What you are asked to do — Which of the lines below holds the string "товару"? Copy every line that does.

Items from an interface collection —
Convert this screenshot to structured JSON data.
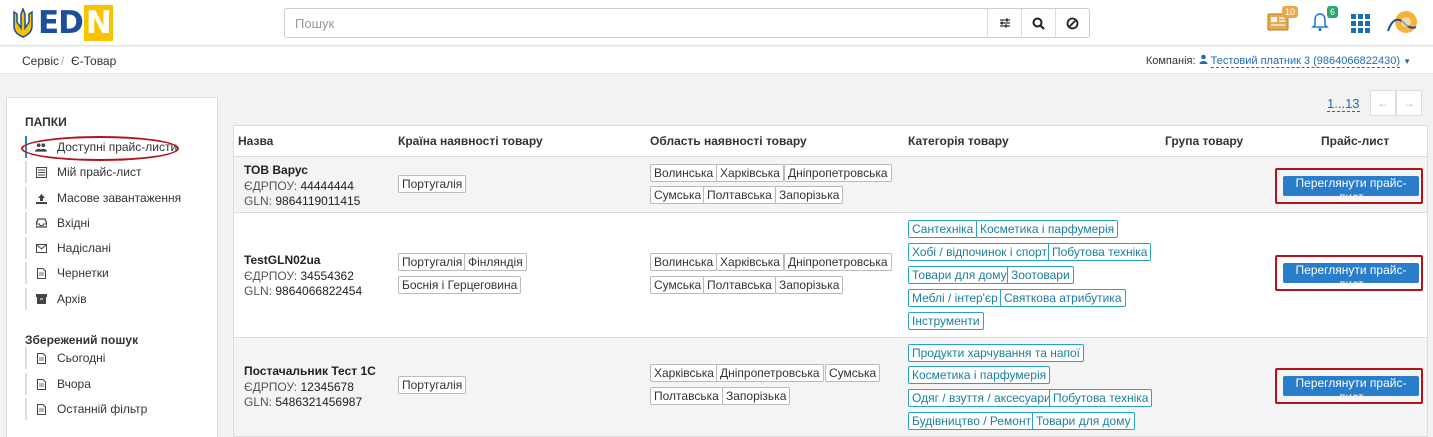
{
  "app": {
    "logo_text_blue": "ED",
    "logo_text_n": "N"
  },
  "search": {
    "placeholder": "Пошук"
  },
  "top_icons": {
    "news_badge": "10",
    "bell_badge": "6"
  },
  "breadcrumb": {
    "items": [
      "Сервіс",
      "Є-Товар"
    ],
    "separator": "/"
  },
  "company": {
    "label": "Компанія:",
    "value": "Тестовий платник 3 (9864066822430)"
  },
  "sidebar": {
    "folders_title": "ПАПКИ",
    "items": [
      {
        "label": "Доступні прайс-листи",
        "icon": "users-icon"
      },
      {
        "label": "Мій прайс-лист",
        "icon": "list-icon"
      },
      {
        "label": "Масове завантаження",
        "icon": "upload-icon"
      },
      {
        "label": "Вхідні",
        "icon": "inbox-icon"
      },
      {
        "label": "Надіслані",
        "icon": "envelope-icon"
      },
      {
        "label": "Чернетки",
        "icon": "file-icon"
      },
      {
        "label": "Архів",
        "icon": "archive-icon"
      }
    ],
    "saved_title": "Збережений пошук",
    "saved": [
      {
        "label": "Сьогодні",
        "icon": "file-icon"
      },
      {
        "label": "Вчора",
        "icon": "file-icon"
      },
      {
        "label": "Останній фільтр",
        "icon": "file-icon"
      }
    ]
  },
  "pager": {
    "range": "1...13",
    "prev": "←",
    "next": "→"
  },
  "table": {
    "headers": [
      "Назва",
      "Країна наявності товару",
      "Область наявності товару",
      "Категорія товару",
      "Група товару",
      "Прайс-лист"
    ],
    "button_label": "Переглянути прайс-лист",
    "rows": [
      {
        "name": "ТОВ Варус",
        "edrpou_label": "ЄДРПОУ:",
        "edrpou": "44444444",
        "gln_label": "GLN:",
        "gln": "9864119011415",
        "countries": [
          "Португалія"
        ],
        "regions": [
          "Волинська",
          "Харківська",
          "Дніпропетровська",
          "Сумська",
          "Полтавська",
          "Запорізька"
        ],
        "categories": []
      },
      {
        "name": "TestGLN02ua",
        "edrpou_label": "ЄДРПОУ:",
        "edrpou": "34554362",
        "gln_label": "GLN:",
        "gln": "9864066822454",
        "countries": [
          "Португалія",
          "Фінляндія",
          "Боснія і Герцеговина"
        ],
        "regions": [
          "Волинська",
          "Харківська",
          "Дніпропетровська",
          "Сумська",
          "Полтавська",
          "Запорізька"
        ],
        "categories": [
          "Сантехніка",
          "Косметика і парфумерія",
          "Хобі / відпочинок і спорт",
          "Побутова техніка",
          "Товари для дому",
          "Зоотовари",
          "Меблі / інтер'єр",
          "Святкова атрибутика",
          "Інструменти"
        ]
      },
      {
        "name": "Постачальник Тест 1С",
        "edrpou_label": "ЄДРПОУ:",
        "edrpou": "12345678",
        "gln_label": "GLN:",
        "gln": "5486321456987",
        "countries": [
          "Португалія"
        ],
        "regions": [
          "Харківська",
          "Дніпропетровська",
          "Сумська",
          "Полтавська",
          "Запорізька"
        ],
        "categories": [
          "Продукти харчування та напої",
          "Косметика і парфумерія",
          "Одяг / взуття / аксесуари",
          "Побутова техніка",
          "Будівництво / Ремонт",
          "Товари для дому"
        ]
      }
    ]
  },
  "colors": {
    "brand": "#1b4f9c",
    "accent": "#2a7dc8",
    "highlight": "#b3141c",
    "category": "#29a3c4"
  }
}
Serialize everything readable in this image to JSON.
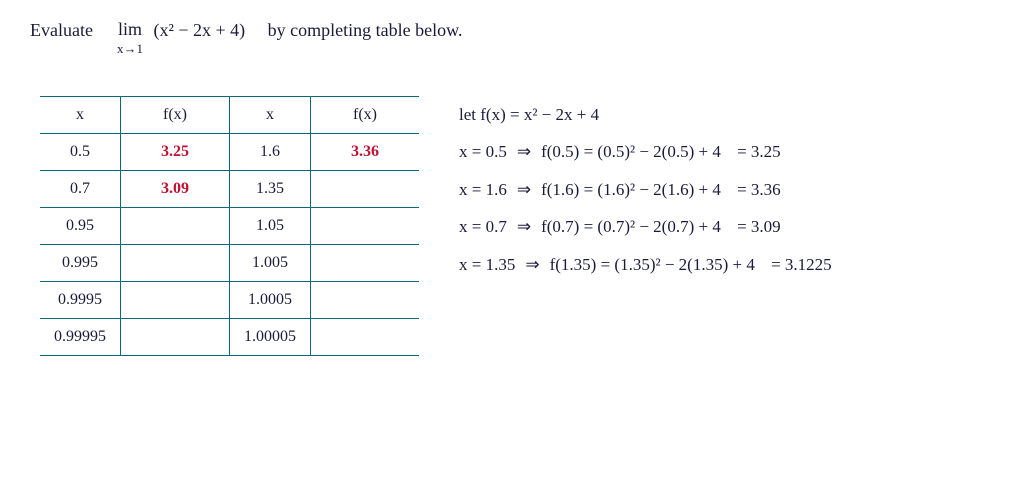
{
  "title": {
    "evaluate": "Evaluate",
    "lim": "lim",
    "limsub": "x→1",
    "expr": "(x² − 2x + 4)",
    "rest": "by completing table below."
  },
  "table": {
    "headers": [
      "x",
      "f(x)",
      "x",
      "f(x)"
    ],
    "rows": [
      {
        "x1": "0.5",
        "f1": "3.25",
        "x2": "1.6",
        "f2": "3.36"
      },
      {
        "x1": "0.7",
        "f1": "3.09",
        "x2": "1.35",
        "f2": ""
      },
      {
        "x1": "0.95",
        "f1": "",
        "x2": "1.05",
        "f2": ""
      },
      {
        "x1": "0.995",
        "f1": "",
        "x2": "1.005",
        "f2": ""
      },
      {
        "x1": "0.9995",
        "f1": "",
        "x2": "1.0005",
        "f2": ""
      },
      {
        "x1": "0.99995",
        "f1": "",
        "x2": "1.00005",
        "f2": ""
      }
    ]
  },
  "work": {
    "let": "let f(x) = x² − 2x + 4",
    "lines": [
      {
        "x": "x = 0.5",
        "arrow": "⇒",
        "fpart": "f(0.5) = (0.5)² − 2(0.5) + 4",
        "eq": "= 3.25"
      },
      {
        "x": "x = 1.6",
        "arrow": "⇒",
        "fpart": "f(1.6) = (1.6)² − 2(1.6) + 4",
        "eq": "= 3.36"
      },
      {
        "x": "x = 0.7",
        "arrow": "⇒",
        "fpart": "f(0.7) = (0.7)² − 2(0.7) + 4",
        "eq": "= 3.09"
      },
      {
        "x": "x = 1.35",
        "arrow": "⇒",
        "fpart": "f(1.35) = (1.35)² − 2(1.35) + 4",
        "eq": "= 3.1225"
      }
    ]
  }
}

Output of the exercise —
      "Країна наявності товару",
      "Область наявності товару",
      "Категорія товару",
      "Група товару",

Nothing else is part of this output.